(Material provided begins)

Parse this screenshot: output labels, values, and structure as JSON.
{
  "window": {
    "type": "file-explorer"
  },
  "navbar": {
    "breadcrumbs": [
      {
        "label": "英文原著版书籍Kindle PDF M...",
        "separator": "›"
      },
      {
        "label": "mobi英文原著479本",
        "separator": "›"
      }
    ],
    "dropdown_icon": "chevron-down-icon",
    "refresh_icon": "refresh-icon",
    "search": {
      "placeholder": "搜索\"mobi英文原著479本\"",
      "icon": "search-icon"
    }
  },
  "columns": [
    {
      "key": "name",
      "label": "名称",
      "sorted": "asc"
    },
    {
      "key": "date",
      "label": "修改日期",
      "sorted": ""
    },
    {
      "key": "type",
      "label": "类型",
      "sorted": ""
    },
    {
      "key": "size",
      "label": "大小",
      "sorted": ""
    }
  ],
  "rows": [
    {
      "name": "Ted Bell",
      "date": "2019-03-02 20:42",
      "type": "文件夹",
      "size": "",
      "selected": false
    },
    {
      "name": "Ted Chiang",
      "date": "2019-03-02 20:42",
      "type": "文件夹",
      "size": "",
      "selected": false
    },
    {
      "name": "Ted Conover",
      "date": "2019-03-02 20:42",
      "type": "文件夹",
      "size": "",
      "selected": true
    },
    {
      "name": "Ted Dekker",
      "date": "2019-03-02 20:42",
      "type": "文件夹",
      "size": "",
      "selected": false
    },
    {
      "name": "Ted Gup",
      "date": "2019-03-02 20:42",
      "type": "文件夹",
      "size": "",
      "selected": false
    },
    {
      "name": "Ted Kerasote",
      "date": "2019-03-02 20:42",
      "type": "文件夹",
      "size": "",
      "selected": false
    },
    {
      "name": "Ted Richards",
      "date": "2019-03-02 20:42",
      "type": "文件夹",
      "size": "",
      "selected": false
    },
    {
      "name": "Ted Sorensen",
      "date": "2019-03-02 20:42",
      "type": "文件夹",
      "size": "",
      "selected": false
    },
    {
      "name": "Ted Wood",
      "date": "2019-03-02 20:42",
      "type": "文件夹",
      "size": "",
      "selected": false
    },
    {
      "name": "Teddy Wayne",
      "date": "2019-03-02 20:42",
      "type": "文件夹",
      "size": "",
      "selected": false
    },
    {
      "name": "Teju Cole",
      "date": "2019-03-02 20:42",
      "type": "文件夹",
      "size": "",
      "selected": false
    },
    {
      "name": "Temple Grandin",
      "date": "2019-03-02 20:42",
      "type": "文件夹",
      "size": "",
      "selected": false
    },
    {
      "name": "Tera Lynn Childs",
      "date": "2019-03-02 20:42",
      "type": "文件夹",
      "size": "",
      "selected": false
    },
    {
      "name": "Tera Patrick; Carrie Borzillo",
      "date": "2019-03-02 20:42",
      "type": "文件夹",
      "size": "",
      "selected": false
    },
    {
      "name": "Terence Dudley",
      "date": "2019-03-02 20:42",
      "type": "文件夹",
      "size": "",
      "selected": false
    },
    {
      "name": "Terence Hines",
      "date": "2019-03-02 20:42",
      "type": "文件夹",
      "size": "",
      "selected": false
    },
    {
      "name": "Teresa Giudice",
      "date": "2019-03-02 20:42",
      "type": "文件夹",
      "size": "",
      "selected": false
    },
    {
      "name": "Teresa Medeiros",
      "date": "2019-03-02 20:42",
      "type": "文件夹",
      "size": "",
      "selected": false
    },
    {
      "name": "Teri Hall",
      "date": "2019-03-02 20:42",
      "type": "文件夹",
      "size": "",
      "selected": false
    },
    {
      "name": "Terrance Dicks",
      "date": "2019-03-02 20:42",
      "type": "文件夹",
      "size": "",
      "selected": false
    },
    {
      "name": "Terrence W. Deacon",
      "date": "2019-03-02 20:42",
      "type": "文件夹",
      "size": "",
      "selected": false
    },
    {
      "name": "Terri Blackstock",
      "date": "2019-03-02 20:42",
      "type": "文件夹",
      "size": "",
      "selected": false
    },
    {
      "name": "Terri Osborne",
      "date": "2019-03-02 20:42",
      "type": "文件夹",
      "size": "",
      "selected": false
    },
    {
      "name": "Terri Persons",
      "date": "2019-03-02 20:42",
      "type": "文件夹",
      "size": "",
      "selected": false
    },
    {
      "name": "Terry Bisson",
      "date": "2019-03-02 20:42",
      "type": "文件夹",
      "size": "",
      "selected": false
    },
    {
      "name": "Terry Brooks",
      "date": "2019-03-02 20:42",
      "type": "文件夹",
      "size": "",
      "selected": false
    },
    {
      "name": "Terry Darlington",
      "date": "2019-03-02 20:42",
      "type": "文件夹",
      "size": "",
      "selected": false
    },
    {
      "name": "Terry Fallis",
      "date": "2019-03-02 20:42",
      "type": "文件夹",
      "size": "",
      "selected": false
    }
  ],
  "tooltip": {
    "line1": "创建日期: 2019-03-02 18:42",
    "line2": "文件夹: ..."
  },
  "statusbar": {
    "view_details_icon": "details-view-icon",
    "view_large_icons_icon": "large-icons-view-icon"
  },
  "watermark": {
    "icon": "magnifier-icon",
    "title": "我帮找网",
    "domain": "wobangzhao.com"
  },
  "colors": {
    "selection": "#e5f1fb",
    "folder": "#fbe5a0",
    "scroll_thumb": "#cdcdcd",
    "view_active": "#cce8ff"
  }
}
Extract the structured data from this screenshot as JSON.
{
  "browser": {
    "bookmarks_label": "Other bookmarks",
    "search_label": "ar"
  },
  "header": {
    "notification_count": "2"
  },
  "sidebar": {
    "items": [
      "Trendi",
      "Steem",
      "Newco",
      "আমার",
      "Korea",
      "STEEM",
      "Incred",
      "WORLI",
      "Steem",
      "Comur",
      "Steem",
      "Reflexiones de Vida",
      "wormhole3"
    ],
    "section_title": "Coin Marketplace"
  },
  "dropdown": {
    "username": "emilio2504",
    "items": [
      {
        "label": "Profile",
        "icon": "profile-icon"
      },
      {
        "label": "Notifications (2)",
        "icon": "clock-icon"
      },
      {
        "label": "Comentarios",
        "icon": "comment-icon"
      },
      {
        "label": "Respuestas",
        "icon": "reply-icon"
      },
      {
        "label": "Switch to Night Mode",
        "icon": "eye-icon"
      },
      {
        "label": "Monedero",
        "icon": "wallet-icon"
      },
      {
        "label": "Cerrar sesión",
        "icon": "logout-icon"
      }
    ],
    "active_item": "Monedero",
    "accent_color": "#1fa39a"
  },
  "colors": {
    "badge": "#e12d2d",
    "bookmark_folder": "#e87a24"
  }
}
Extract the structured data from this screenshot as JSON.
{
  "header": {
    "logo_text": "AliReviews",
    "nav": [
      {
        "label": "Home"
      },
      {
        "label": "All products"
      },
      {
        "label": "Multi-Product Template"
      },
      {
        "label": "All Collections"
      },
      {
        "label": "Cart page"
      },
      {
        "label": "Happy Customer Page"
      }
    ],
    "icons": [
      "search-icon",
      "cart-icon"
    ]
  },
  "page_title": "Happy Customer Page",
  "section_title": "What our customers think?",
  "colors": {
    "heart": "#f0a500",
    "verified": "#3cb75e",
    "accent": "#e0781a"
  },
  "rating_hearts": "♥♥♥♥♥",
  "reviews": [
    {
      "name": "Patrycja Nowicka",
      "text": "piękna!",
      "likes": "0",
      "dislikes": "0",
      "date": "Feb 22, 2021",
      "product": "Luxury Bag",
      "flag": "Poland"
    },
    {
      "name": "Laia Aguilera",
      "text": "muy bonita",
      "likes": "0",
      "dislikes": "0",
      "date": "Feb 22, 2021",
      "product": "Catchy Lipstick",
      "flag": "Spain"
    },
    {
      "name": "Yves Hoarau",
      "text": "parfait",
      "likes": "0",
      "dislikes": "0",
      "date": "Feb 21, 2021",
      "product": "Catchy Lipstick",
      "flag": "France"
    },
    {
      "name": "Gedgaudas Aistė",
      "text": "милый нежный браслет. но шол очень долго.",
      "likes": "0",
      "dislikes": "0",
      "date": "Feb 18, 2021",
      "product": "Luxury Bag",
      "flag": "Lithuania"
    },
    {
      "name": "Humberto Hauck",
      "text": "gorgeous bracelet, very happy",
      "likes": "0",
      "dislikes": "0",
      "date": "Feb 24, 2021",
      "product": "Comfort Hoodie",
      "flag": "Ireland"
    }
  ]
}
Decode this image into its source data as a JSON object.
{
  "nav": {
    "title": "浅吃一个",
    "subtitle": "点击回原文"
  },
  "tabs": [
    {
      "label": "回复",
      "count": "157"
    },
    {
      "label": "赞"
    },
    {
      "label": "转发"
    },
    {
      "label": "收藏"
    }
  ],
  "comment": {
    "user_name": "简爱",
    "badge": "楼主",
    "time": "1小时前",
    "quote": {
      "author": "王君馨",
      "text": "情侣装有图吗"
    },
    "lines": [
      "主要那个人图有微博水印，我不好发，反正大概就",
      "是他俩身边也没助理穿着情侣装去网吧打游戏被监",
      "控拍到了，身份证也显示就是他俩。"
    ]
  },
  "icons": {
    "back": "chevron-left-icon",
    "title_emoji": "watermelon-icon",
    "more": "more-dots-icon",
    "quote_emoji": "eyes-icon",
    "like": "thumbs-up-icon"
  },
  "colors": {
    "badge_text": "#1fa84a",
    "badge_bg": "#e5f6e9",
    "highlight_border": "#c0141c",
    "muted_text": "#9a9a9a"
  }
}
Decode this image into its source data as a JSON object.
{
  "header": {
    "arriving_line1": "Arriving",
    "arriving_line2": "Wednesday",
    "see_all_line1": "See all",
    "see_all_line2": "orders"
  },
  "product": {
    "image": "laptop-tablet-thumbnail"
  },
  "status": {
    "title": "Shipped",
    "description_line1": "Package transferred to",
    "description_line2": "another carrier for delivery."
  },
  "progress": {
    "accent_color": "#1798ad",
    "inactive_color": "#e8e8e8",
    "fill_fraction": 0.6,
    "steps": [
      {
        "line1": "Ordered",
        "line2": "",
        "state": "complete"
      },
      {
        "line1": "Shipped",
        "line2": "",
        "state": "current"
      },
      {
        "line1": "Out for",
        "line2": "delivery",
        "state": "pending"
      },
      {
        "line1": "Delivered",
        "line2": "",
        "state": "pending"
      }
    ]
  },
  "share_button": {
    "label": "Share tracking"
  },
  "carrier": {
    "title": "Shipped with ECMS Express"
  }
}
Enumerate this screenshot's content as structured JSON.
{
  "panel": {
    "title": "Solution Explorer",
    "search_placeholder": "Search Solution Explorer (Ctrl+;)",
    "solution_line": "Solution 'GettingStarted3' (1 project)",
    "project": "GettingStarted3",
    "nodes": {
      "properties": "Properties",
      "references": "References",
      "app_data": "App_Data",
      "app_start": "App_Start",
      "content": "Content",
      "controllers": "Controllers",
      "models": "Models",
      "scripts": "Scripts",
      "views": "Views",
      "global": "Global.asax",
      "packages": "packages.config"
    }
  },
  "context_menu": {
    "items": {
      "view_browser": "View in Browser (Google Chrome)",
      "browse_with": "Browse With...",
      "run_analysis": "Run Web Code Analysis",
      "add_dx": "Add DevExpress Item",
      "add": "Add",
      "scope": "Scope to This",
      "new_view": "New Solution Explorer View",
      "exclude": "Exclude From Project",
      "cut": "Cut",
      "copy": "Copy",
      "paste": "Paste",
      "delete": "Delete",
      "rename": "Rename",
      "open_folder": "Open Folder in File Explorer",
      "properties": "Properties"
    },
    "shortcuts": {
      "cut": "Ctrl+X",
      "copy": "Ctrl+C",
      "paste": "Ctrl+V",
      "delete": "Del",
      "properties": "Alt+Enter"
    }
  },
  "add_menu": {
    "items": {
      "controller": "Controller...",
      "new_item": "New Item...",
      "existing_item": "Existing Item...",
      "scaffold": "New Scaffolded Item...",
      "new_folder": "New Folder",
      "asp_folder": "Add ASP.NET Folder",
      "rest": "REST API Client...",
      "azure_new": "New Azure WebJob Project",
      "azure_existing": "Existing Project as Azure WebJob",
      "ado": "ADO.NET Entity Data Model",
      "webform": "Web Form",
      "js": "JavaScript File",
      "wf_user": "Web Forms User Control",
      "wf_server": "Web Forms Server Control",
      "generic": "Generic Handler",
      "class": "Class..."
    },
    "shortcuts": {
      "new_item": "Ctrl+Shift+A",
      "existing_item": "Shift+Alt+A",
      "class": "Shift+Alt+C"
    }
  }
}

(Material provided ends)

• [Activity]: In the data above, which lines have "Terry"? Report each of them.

• [Result of the exercise]:
      "name": "Terry Bisson",
      "name": "Terry Brooks",
      "name": "Terry Darlington",
      "name": "Terry Fallis",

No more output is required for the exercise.